**ENTRIES SHOWN**
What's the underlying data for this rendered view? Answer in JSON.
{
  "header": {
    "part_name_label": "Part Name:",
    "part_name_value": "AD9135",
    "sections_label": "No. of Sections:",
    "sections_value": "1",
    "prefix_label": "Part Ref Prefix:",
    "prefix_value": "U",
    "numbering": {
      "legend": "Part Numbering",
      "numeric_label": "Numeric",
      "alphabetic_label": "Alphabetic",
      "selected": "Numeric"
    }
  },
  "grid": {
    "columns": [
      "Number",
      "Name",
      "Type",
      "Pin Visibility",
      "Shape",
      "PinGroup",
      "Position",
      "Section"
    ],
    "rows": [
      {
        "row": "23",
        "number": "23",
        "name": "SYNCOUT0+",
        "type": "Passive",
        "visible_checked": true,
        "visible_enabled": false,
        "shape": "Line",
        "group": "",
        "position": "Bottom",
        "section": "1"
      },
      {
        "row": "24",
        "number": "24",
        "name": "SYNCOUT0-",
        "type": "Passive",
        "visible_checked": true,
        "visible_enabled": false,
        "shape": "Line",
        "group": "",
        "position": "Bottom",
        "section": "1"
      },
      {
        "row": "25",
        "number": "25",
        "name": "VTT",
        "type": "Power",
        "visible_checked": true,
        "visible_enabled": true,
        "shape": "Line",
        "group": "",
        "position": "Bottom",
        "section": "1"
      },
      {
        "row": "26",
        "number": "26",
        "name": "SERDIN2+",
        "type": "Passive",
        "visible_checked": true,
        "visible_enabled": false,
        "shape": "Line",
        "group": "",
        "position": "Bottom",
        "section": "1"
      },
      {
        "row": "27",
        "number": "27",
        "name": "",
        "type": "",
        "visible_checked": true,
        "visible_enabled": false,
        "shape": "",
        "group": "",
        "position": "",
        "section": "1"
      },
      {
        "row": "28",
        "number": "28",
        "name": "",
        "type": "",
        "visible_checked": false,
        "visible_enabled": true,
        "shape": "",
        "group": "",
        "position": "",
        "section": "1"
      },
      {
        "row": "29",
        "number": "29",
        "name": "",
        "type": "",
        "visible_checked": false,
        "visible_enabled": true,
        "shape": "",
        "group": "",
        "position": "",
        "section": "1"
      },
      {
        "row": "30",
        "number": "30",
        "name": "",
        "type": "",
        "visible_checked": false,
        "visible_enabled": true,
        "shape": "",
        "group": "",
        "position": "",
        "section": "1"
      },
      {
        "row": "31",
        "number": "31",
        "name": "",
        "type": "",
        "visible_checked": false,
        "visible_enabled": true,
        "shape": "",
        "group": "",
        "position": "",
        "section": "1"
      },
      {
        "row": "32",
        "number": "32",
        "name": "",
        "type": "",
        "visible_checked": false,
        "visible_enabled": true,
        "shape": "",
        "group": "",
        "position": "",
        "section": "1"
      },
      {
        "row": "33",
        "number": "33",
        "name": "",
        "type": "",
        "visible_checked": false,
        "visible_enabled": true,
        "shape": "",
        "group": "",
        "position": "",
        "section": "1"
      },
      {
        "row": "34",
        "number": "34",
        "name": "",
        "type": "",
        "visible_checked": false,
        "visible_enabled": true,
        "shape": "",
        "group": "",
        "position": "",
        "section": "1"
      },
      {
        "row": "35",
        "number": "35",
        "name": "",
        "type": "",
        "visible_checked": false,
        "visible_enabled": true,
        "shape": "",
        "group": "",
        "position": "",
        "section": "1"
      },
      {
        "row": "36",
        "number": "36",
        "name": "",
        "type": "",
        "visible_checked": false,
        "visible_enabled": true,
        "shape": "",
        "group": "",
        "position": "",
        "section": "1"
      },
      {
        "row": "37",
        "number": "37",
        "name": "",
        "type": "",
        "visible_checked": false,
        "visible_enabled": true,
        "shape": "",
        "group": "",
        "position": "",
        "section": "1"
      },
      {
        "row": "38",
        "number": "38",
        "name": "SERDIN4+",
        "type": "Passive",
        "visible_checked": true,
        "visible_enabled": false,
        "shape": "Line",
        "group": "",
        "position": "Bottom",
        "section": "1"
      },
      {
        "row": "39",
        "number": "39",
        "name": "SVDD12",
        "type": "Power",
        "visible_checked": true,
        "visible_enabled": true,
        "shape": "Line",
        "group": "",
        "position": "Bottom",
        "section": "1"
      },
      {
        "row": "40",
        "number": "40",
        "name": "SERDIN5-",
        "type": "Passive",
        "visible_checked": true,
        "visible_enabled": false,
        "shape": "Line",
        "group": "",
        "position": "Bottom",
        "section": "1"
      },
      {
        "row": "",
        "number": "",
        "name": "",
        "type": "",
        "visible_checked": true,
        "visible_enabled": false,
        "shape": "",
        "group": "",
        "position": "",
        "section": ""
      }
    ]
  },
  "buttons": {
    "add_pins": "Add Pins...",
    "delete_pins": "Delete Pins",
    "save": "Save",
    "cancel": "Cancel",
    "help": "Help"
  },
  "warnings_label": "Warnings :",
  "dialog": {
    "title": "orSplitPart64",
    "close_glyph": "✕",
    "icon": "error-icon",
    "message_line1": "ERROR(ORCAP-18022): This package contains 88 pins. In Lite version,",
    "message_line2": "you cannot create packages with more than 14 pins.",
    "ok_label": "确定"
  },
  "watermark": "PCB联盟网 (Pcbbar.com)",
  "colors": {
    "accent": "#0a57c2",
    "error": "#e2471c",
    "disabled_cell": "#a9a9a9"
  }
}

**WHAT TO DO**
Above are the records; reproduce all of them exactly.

**EXPECTED OUTPUT**
What's the underlying data for this rendered view? Answer in JSON.
{
  "header": {
    "part_name_label": "Part Name:",
    "part_name_value": "AD9135",
    "sections_label": "No. of Sections:",
    "sections_value": "1",
    "prefix_label": "Part Ref Prefix:",
    "prefix_value": "U",
    "numbering": {
      "legend": "Part Numbering",
      "numeric_label": "Numeric",
      "alphabetic_label": "Alphabetic",
      "selected": "Numeric"
    }
  },
  "grid": {
    "columns": [
      "Number",
      "Name",
      "Type",
      "Pin Visibility",
      "Shape",
      "PinGroup",
      "Position",
      "Section"
    ],
    "rows": [
      {
        "row": "23",
        "number": "23",
        "name": "SYNCOUT0+",
        "type": "Passive",
        "visible_checked": true,
        "visible_enabled": false,
        "shape": "Line",
        "group": "",
        "position": "Bottom",
        "section": "1"
      },
      {
        "row": "24",
        "number": "24",
        "name": "SYNCOUT0-",
        "type": "Passive",
        "visible_checked": true,
        "visible_enabled": false,
        "shape": "Line",
        "group": "",
        "position": "Bottom",
        "section": "1"
      },
      {
        "row": "25",
        "number": "25",
        "name": "VTT",
        "type": "Power",
        "visible_checked": true,
        "visible_enabled": true,
        "shape": "Line",
        "group": "",
        "position": "Bottom",
        "section": "1"
      },
      {
        "row": "26",
        "number": "26",
        "name": "SERDIN2+",
        "type": "Passive",
        "visible_checked": true,
        "visible_enabled": false,
        "shape": "Line",
        "group": "",
        "position": "Bottom",
        "section": "1"
      },
      {
        "row": "27",
        "number": "27",
        "name": "",
        "type": "",
        "visible_checked": true,
        "visible_enabled": false,
        "shape": "",
        "group": "",
        "position": "",
        "section": "1"
      },
      {
        "row": "28",
        "number": "28",
        "name": "",
        "type": "",
        "visible_checked": false,
        "visible_enabled": true,
        "shape": "",
        "group": "",
        "position": "",
        "section": "1"
      },
      {
        "row": "29",
        "number": "29",
        "name": "",
        "type": "",
        "visible_checked": false,
        "visible_enabled": true,
        "shape": "",
        "group": "",
        "position": "",
        "section": "1"
      },
      {
        "row": "30",
        "number": "30",
        "name": "",
        "type": "",
        "visible_checked": false,
        "visible_enabled": true,
        "shape": "",
        "group": "",
        "position": "",
        "section": "1"
      },
      {
        "row": "31",
        "number": "31",
        "name": "",
        "type": "",
        "visible_checked": false,
        "visible_enabled": true,
        "shape": "",
        "group": "",
        "position": "",
        "section": "1"
      },
      {
        "row": "32",
        "number": "32",
        "name": "",
        "type": "",
        "visible_checked": false,
        "visible_enabled": true,
        "shape": "",
        "group": "",
        "position": "",
        "section": "1"
      },
      {
        "row": "33",
        "number": "33",
        "name": "",
        "type": "",
        "visible_checked": false,
        "visible_enabled": true,
        "shape": "",
        "group": "",
        "position": "",
        "section": "1"
      },
      {
        "row": "34",
        "number": "34",
        "name": "",
        "type": "",
        "visible_checked": false,
        "visible_enabled": true,
        "shape": "",
        "group": "",
        "position": "",
        "section": "1"
      },
      {
        "row": "35",
        "number": "35",
        "name": "",
        "type": "",
        "visible_checked": false,
        "visible_enabled": true,
        "shape": "",
        "group": "",
        "position": "",
        "section": "1"
      },
      {
        "row": "36",
        "number": "36",
        "name": "",
        "type": "",
        "visible_checked": false,
        "visible_enabled": true,
        "shape": "",
        "group": "",
        "position": "",
        "section": "1"
      },
      {
        "row": "37",
        "number": "37",
        "name": "",
        "type": "",
        "visible_checked": false,
        "visible_enabled": true,
        "shape": "",
        "group": "",
        "position": "",
        "section": "1"
      },
      {
        "row": "38",
        "number": "38",
        "name": "SERDIN4+",
        "type": "Passive",
        "visible_checked": true,
        "visible_enabled": false,
        "shape": "Line",
        "group": "",
        "position": "Bottom",
        "section": "1"
      },
      {
        "row": "39",
        "number": "39",
        "name": "SVDD12",
        "type": "Power",
        "visible_checked": true,
        "visible_enabled": true,
        "shape": "Line",
        "group": "",
        "position": "Bottom",
        "section": "1"
      },
      {
        "row": "40",
        "number": "40",
        "name": "SERDIN5-",
        "type": "Passive",
        "visible_checked": true,
        "visible_enabled": false,
        "shape": "Line",
        "group": "",
        "position": "Bottom",
        "section": "1"
      },
      {
        "row": "",
        "number": "",
        "name": "",
        "type": "",
        "visible_checked": true,
        "visible_enabled": false,
        "shape": "",
        "group": "",
        "position": "",
        "section": ""
      }
    ]
  },
  "buttons": {
    "add_pins": "Add Pins...",
    "delete_pins": "Delete Pins",
    "save": "Save",
    "cancel": "Cancel",
    "help": "Help"
  },
  "warnings_label": "Warnings :",
  "dialog": {
    "title": "orSplitPart64",
    "close_glyph": "✕",
    "icon": "error-icon",
    "message_line1": "ERROR(ORCAP-18022): This package contains 88 pins. In Lite version,",
    "message_line2": "you cannot create packages with more than 14 pins.",
    "ok_label": "确定"
  },
  "watermark": "PCB联盟网 (Pcbbar.com)",
  "colors": {
    "accent": "#0a57c2",
    "error": "#e2471c",
    "disabled_cell": "#a9a9a9"
  }
}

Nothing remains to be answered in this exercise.